The value of youth engagement cannot be underestimated. As well as the fact that our generation are ‘future’ leaders who will be massively affected by decisions being made today, it is important to recognise the unique contributions of young people, as young people. We experience the world in a different way, for example with heightened links to technology, which means that we bring innovative solutions and ideas. We are being affected by issues here and now, with a youth mental health crisis across the globe and inequalities often hitting young people the hardest. On top of all this, young people are often shut out of conventional lines of participation; voting being the most obvious example. With the age of 18 generally accepted as the global standard this leaves swathes of the population unable to have their voices heard by those in power.
So, if you’ve recognised the benefits of youth engagement (those mentioned above are just the beginning!), where do you go next? Here are a few key ideas to think about when it comes to global and national youth engagement:
1. Opportunities must be meaningful - Young people must be brought into spaces where their voices will be truly valued and their opinions will be respected and taken on board in decisions. Youth engagement becomes meaningless the minute young people are in a room but have no real influence.
2. Don’t be afraid to shift the balance of power - When engaging with young people, don’t be afraid to let them be the ones in control. In fact, you should strive for this. Let young people steer the discussions around a particular piece of policy, rather than come to them with a set of specific questions and an idea of what answers you want.
3. Engagement is not a single event - Keeping lines of communication open is absolutely essential. Young people must know why their views have been taken on board and how action is being implemented, or if not, an explanation of the reasons for that.
4. Be accessible and provide support - Interacting with global and national structures and organisations can be pretty intimidating, so young people need appropriate support to ensure that they are able to be free to voice their ideas. This doesn’t mean putting words in our mouths, but simply acting as a support to ensure that we are fully informed, prepared and able to express our concerns. For example, when I spoke at the UN I knew that I had the support and advice of the Children and Young People’s Commissioner Scotland every step of the way.

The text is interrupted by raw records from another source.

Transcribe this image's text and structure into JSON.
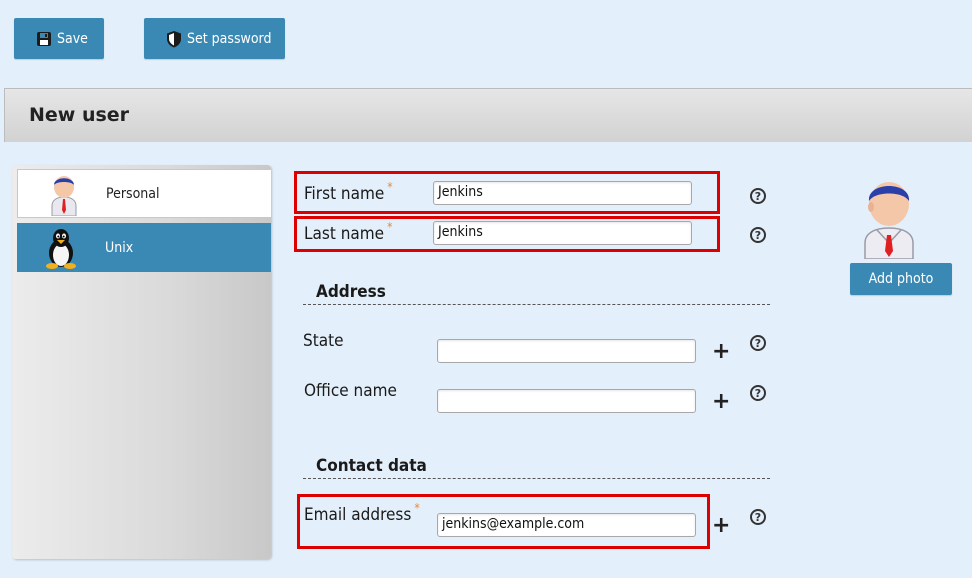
{
  "toolbar": {
    "save_label": "Save",
    "set_password_label": "Set password"
  },
  "panel": {
    "title": "New user"
  },
  "sidebar": {
    "items": [
      {
        "label": "Personal",
        "icon": "user-icon",
        "active": false
      },
      {
        "label": "Unix",
        "icon": "penguin-icon",
        "active": true
      }
    ]
  },
  "form": {
    "first_name": {
      "label": "First name",
      "required": "*",
      "value": "Jenkins"
    },
    "last_name": {
      "label": "Last name",
      "required": "*",
      "value": "Jenkins"
    },
    "address": {
      "title": "Address",
      "state": {
        "label": "State",
        "value": ""
      },
      "office_name": {
        "label": "Office name",
        "value": ""
      }
    },
    "contact": {
      "title": "Contact data",
      "email": {
        "label": "Email address",
        "required": "*",
        "value": "jenkins@example.com"
      }
    },
    "help_glyph": "?",
    "add_glyph": "+"
  },
  "photo": {
    "add_label": "Add photo"
  },
  "colors": {
    "accent": "#3a89b5",
    "background": "#e3effa",
    "highlight": "#dd0000",
    "required": "#e6893a"
  }
}
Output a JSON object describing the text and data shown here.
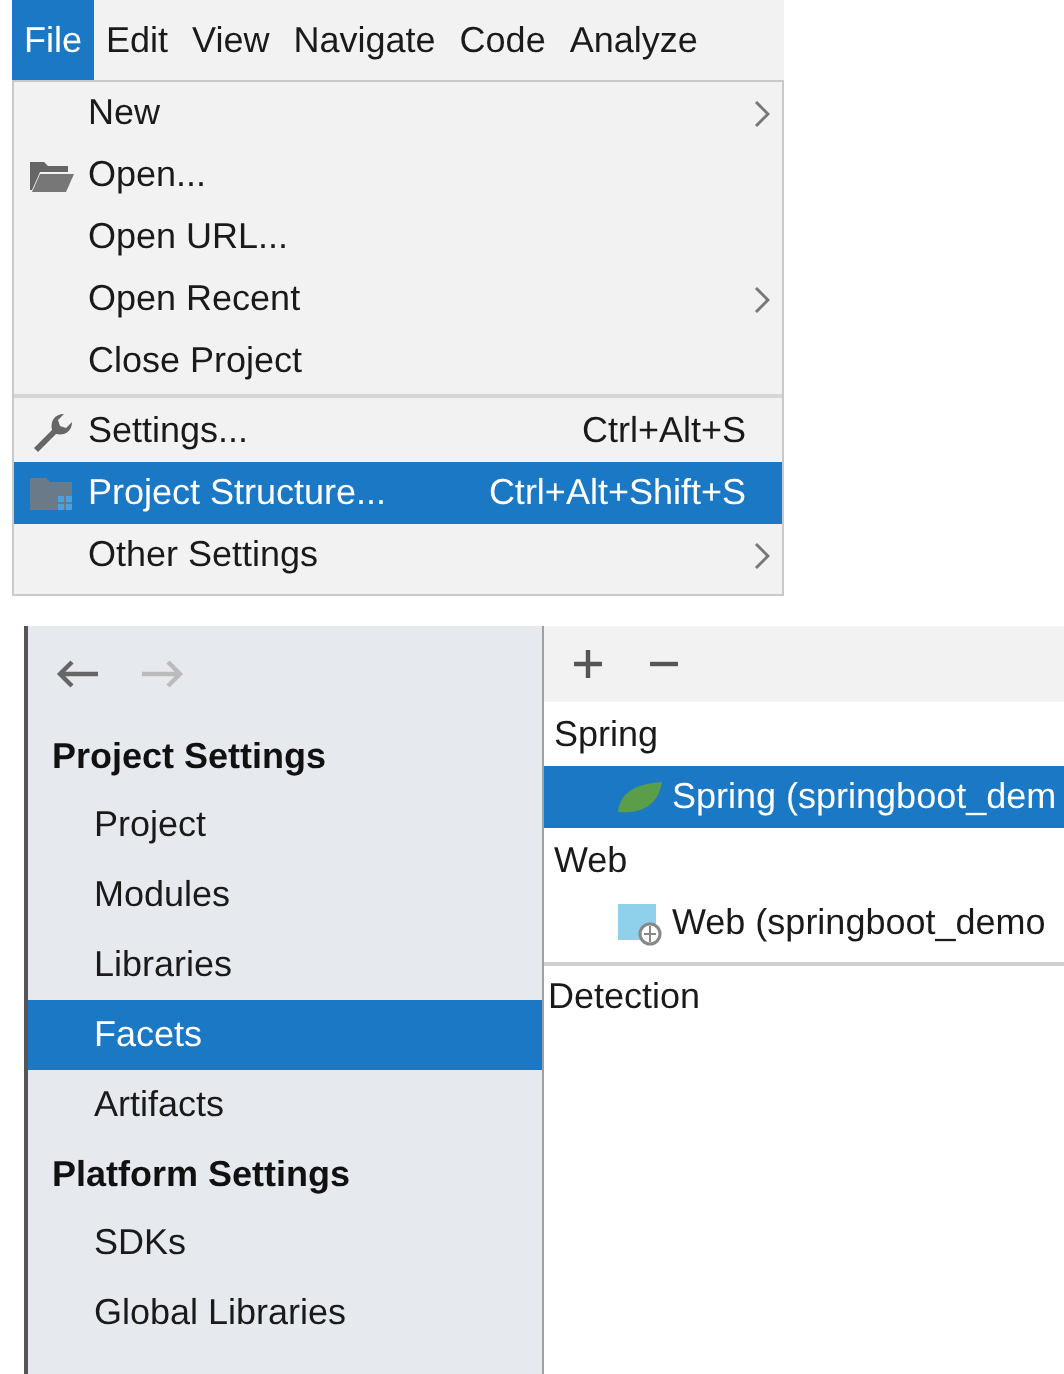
{
  "menu_bar": [
    {
      "label": "File",
      "selected": true
    },
    {
      "label": "Edit",
      "selected": false
    },
    {
      "label": "View",
      "selected": false
    },
    {
      "label": "Navigate",
      "selected": false
    },
    {
      "label": "Code",
      "selected": false
    },
    {
      "label": "Analyze",
      "selected": false
    }
  ],
  "file_menu": [
    {
      "kind": "plain",
      "label": "New",
      "submenu": true,
      "selected": false
    },
    {
      "kind": "folder",
      "label": "Open...",
      "submenu": false,
      "selected": false
    },
    {
      "kind": "plain",
      "label": "Open URL...",
      "submenu": false,
      "selected": false
    },
    {
      "kind": "plain",
      "label": "Open Recent",
      "submenu": true,
      "selected": false
    },
    {
      "kind": "plain",
      "label": "Close Project",
      "submenu": false,
      "selected": false
    },
    {
      "kind": "separator"
    },
    {
      "kind": "wrench",
      "label": "Settings...",
      "shortcut": "Ctrl+Alt+S",
      "submenu": false,
      "selected": false
    },
    {
      "kind": "structure",
      "label": "Project Structure...",
      "shortcut": "Ctrl+Alt+Shift+S",
      "submenu": false,
      "selected": true
    },
    {
      "kind": "plain",
      "label": "Other Settings",
      "submenu": true,
      "selected": false
    }
  ],
  "sidebar": {
    "back_enabled": true,
    "forward_enabled": false,
    "sections": [
      {
        "title": "Project Settings",
        "items": [
          {
            "label": "Project",
            "selected": false
          },
          {
            "label": "Modules",
            "selected": false
          },
          {
            "label": "Libraries",
            "selected": false
          },
          {
            "label": "Facets",
            "selected": true
          },
          {
            "label": "Artifacts",
            "selected": false
          }
        ]
      },
      {
        "title": "Platform Settings",
        "items": [
          {
            "label": "SDKs",
            "selected": false
          },
          {
            "label": "Global Libraries",
            "selected": false
          }
        ]
      }
    ]
  },
  "facets": {
    "groups": [
      {
        "title": "Spring",
        "items": [
          {
            "kind": "spring",
            "label": "Spring (springboot_dem",
            "selected": true
          }
        ]
      },
      {
        "title": "Web",
        "items": [
          {
            "kind": "web",
            "label": "Web (springboot_demo",
            "selected": false
          }
        ]
      }
    ],
    "detection": "Detection"
  }
}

5. Be brave – for many global and national entities, youth engagement is often a very radical and new concept; whether that’s the UN, EU, national governments or charities and health bodies. Pushing yourself out of your comfort zone is absolutely key – you might not get youth engagement absolutely right the first time round – in fact I’d debate as to whether there even is one single ‘right’ way - but only once you take that first step will you be able to reflect, improve and benefit from the voices and experiences of young people.
I do sincerely believe that youth engagement is something moving into the forefront of global thinking, but we absolutely need to keep pushing. To young people: we need to keep being loud. We are the leaders of global movements combatting racism, climate change and more. And we’re not stopping any time soon. We need to continue to demand our seat at the table that we have every right to. To decision makers: give us that seat at the table. If for some reason that’s not possible, time for a new table. One where young people are included, listened to, and at the heart of global and national discourse.
Over 40% of the world is under 25. We’re a force to be reckoned with. If we want to make the world the best place it can be, both globally and nationally, youth engagement is absolutely necessary.